Report each line below that carries the word "from".

--------

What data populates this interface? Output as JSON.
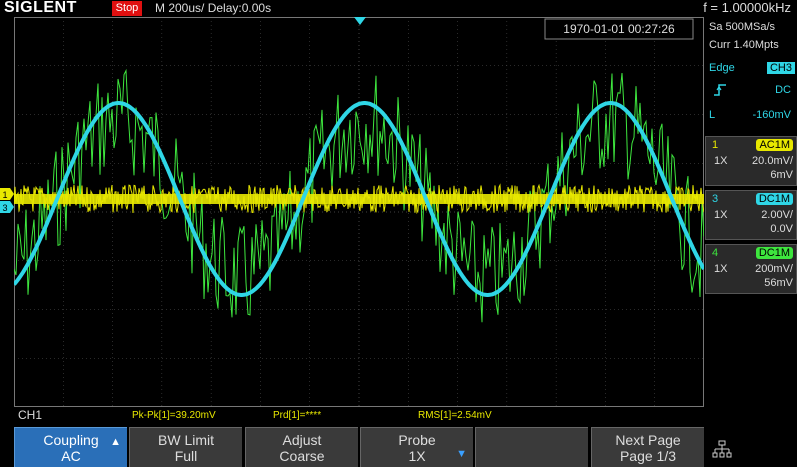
{
  "header": {
    "logo": "SIGLENT",
    "run_state": "Stop",
    "timebase": "M 200us/  Delay:0.00s",
    "frequency": "f = 1.00000kHz"
  },
  "screen": {
    "timestamp": "1970-01-01 00:27:26"
  },
  "right_panel": {
    "sample_rate": "Sa 500MSa/s",
    "memory_depth": "Curr 1.40Mpts",
    "trigger_type": "Edge",
    "trigger_source": "CH3",
    "trigger_slope_icon": "rising-edge-icon",
    "trigger_coupling": "DC",
    "trigger_level_prefix": "L",
    "trigger_level": "-160mV",
    "channels": [
      {
        "num": "1",
        "coupling": "AC1M",
        "probe": "1X",
        "scale": "20.0mV/",
        "offset": "6mV",
        "color": "#e8e800"
      },
      {
        "num": "3",
        "coupling": "DC1M",
        "probe": "1X",
        "scale": "2.00V/",
        "offset": "0.0V",
        "color": "#2fd6e6"
      },
      {
        "num": "4",
        "coupling": "DC1M",
        "probe": "1X",
        "scale": "200mV/",
        "offset": "56mV",
        "color": "#3ee63e"
      }
    ]
  },
  "measurements": {
    "channel": "CH1",
    "pkpk": "Pk-Pk[1]=39.20mV",
    "prd": "Prd[1]=****",
    "rms": "RMS[1]=2.54mV"
  },
  "softkeys": [
    {
      "line1": "Coupling",
      "line2": "AC",
      "arrow": "up"
    },
    {
      "line1": "BW Limit",
      "line2": "Full",
      "arrow": ""
    },
    {
      "line1": "Adjust",
      "line2": "Coarse",
      "arrow": ""
    },
    {
      "line1": "Probe",
      "line2": "1X",
      "arrow": "down"
    },
    {
      "line1": "",
      "line2": "",
      "arrow": ""
    },
    {
      "line1": "Next Page",
      "line2": "Page 1/3",
      "arrow": ""
    }
  ],
  "markers": {
    "ch1_marker": "1",
    "ch3_marker": "3"
  },
  "colors": {
    "ch1": "#e8e800",
    "ch3": "#2fd6e6",
    "ch4": "#3ee63e",
    "grid": "#555555",
    "stop": "#e01010",
    "softkey_active": "#2a6fb8"
  }
}
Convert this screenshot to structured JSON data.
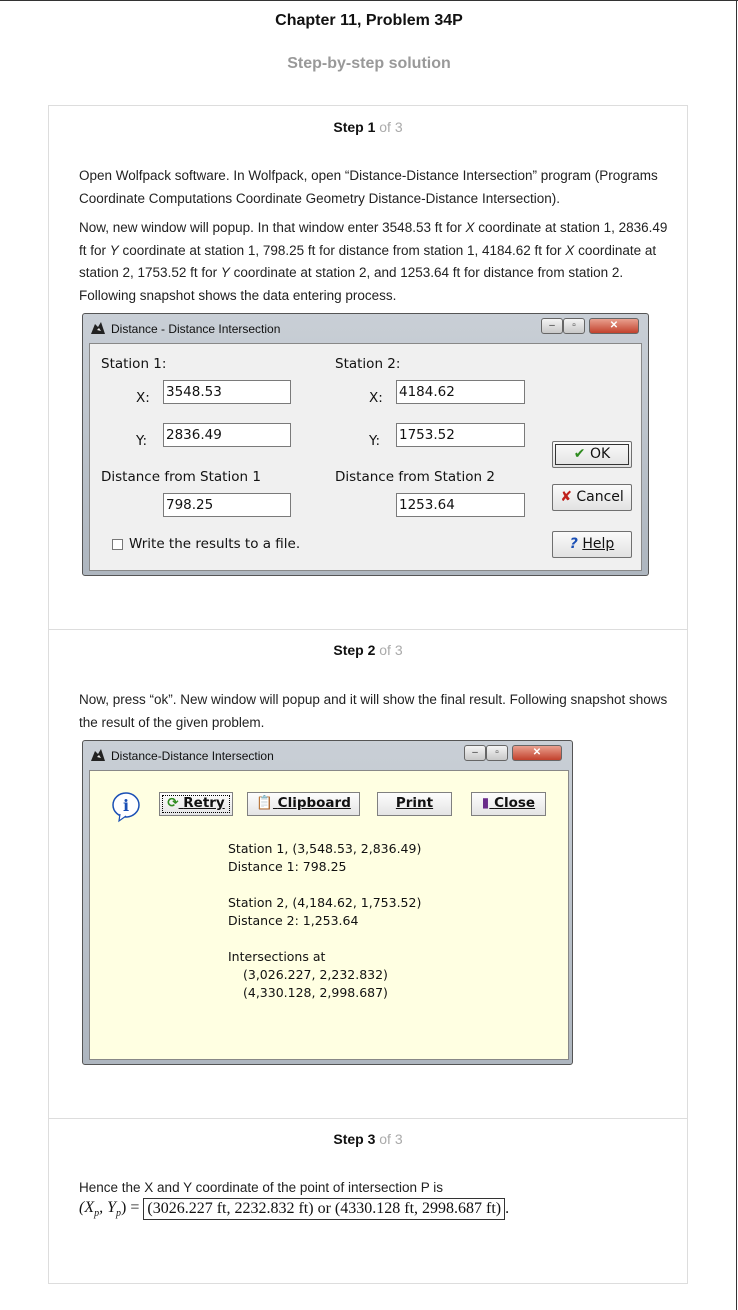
{
  "header": {
    "chapter_title": "Chapter 11, Problem 34P",
    "subtitle": "Step-by-step solution"
  },
  "steps": [
    {
      "label": "Step 1",
      "of": "of 3"
    },
    {
      "label": "Step 2",
      "of": "of 3"
    },
    {
      "label": "Step 3",
      "of": "of 3"
    }
  ],
  "step1": {
    "para1": "Open Wolfpack software. In Wolfpack, open “Distance-Distance Intersection” program (Programs Coordinate Computations Coordinate Geometry Distance-Distance Intersection).",
    "para2_parts": [
      "Now, new window will popup. In that window enter 3548.53 ft for ",
      "X",
      " coordinate at station 1, 2836.49 ft for ",
      "Y",
      " coordinate at station 1, 798.25 ft for distance from station 1, 4184.62 ft for ",
      "X",
      " coordinate at station 2, 1753.52 ft for ",
      "Y",
      " coordinate at station 2, and 1253.64 ft for distance from station 2. Following snapshot shows the data entering process."
    ],
    "dialog": {
      "title": "Distance - Distance Intersection",
      "station1_label": "Station 1:",
      "station2_label": "Station 2:",
      "x_label": "X:",
      "y_label": "Y:",
      "x1": "3548.53",
      "y1": "2836.49",
      "x2": "4184.62",
      "y2": "1753.52",
      "dist1_label": "Distance from Station 1",
      "dist2_label": "Distance from Station 2",
      "dist1": "798.25",
      "dist2": "1253.64",
      "checkbox_label": "Write the results to a file.",
      "ok": "OK",
      "cancel": "Cancel",
      "help": "Help"
    }
  },
  "step2": {
    "para": "Now, press “ok”. New window will popup and it will show the final result. Following snapshot shows the result of the given problem.",
    "dialog": {
      "title": "Distance-Distance Intersection",
      "retry": "Retry",
      "clipboard": "Clipboard",
      "print": "Print",
      "close": "Close",
      "results": [
        "Station 1, (3,548.53, 2,836.49)",
        "Distance 1: 798.25",
        "Station 2, (4,184.62, 1,753.52)",
        "Distance 2: 1,253.64",
        "Intersections at",
        "(3,026.227, 2,232.832)",
        "(4,330.128, 2,998.687)"
      ]
    }
  },
  "step3": {
    "para": "Hence the X and Y coordinate of the point of intersection P is",
    "lhs": "(X",
    "lhs_sub": "p",
    "lhs_mid": ", Y",
    "lhs_end": ") =",
    "answer": "(3026.227 ft, 2232.832 ft)  or  (4330.128 ft, 2998.687 ft)",
    "trail": "."
  },
  "colors": {
    "ok_check": "#2e8b1f",
    "cancel_x": "#c0211b",
    "help_q": "#1a4fb5",
    "result_bg": "#ffffe2"
  }
}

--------

Your solution »
      " coordinate at station 1, 798.25 ft for distance from station 1, 4184.62 ft for ",
      " coordinate at station 2, and 1253.64 ft for distance from station 2. Following snapshot shows the data entering process."
      "dist1_label": "Distance from Station 1",
      "dist2_label": "Distance from Station 2",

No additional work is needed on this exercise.